** Information given follows **
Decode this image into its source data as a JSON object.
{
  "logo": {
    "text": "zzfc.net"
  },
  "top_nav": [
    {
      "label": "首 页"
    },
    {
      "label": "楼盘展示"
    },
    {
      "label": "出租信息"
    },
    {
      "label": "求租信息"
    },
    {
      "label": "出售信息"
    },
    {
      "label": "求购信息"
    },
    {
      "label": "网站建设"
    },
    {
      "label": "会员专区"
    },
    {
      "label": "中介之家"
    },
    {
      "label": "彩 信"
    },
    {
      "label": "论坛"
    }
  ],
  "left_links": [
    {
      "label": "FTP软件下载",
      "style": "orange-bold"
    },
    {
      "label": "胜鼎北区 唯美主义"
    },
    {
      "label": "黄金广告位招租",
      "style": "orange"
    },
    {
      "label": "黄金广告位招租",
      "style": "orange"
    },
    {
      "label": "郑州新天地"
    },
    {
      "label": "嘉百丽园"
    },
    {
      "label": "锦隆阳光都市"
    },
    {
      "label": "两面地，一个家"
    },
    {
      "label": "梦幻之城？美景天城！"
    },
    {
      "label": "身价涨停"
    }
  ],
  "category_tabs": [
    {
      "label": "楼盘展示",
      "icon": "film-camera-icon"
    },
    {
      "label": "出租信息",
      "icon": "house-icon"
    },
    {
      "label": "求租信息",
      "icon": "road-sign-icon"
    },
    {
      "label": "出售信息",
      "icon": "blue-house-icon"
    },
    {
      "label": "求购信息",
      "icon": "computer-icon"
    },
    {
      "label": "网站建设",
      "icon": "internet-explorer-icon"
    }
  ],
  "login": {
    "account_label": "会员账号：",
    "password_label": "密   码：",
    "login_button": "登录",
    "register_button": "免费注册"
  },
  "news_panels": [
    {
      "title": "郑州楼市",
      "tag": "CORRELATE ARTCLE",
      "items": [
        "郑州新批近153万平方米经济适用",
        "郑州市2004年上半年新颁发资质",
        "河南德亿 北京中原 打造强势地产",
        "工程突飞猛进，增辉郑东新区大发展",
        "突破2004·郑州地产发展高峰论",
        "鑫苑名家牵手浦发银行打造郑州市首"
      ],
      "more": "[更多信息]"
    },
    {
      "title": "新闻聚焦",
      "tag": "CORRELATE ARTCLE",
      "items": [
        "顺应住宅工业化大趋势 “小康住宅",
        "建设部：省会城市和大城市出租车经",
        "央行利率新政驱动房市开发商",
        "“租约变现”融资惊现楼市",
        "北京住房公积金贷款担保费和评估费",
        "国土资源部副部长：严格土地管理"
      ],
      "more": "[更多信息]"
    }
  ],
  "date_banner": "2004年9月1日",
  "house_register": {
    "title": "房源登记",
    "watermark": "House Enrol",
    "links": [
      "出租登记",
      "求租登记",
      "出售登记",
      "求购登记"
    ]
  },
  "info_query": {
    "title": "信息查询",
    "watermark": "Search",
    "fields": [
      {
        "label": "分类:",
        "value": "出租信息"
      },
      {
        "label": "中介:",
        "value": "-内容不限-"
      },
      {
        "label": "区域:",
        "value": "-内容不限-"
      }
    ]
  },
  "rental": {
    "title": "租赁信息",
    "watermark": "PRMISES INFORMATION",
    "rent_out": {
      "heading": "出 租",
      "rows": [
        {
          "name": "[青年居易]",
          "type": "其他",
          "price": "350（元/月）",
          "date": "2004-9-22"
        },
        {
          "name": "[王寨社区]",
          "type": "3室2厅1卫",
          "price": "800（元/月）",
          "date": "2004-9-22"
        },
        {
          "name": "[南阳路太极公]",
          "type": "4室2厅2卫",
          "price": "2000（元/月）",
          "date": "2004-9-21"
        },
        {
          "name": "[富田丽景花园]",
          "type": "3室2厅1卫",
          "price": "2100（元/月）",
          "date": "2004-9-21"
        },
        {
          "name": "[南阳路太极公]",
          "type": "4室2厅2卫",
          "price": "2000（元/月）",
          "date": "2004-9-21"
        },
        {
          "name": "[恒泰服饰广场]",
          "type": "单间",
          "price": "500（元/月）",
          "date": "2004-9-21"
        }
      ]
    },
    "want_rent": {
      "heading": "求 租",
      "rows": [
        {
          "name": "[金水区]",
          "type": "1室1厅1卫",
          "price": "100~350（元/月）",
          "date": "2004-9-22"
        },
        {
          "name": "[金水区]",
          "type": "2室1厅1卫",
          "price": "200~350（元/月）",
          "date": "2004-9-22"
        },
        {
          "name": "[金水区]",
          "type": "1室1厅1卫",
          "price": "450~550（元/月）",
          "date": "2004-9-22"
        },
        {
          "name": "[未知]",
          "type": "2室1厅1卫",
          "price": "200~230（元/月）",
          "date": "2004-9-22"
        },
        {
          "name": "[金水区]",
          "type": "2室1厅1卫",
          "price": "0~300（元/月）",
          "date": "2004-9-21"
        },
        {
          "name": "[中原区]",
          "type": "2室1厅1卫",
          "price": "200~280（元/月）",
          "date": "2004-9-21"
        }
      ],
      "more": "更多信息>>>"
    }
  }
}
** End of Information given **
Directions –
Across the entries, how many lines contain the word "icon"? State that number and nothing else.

Reply –
6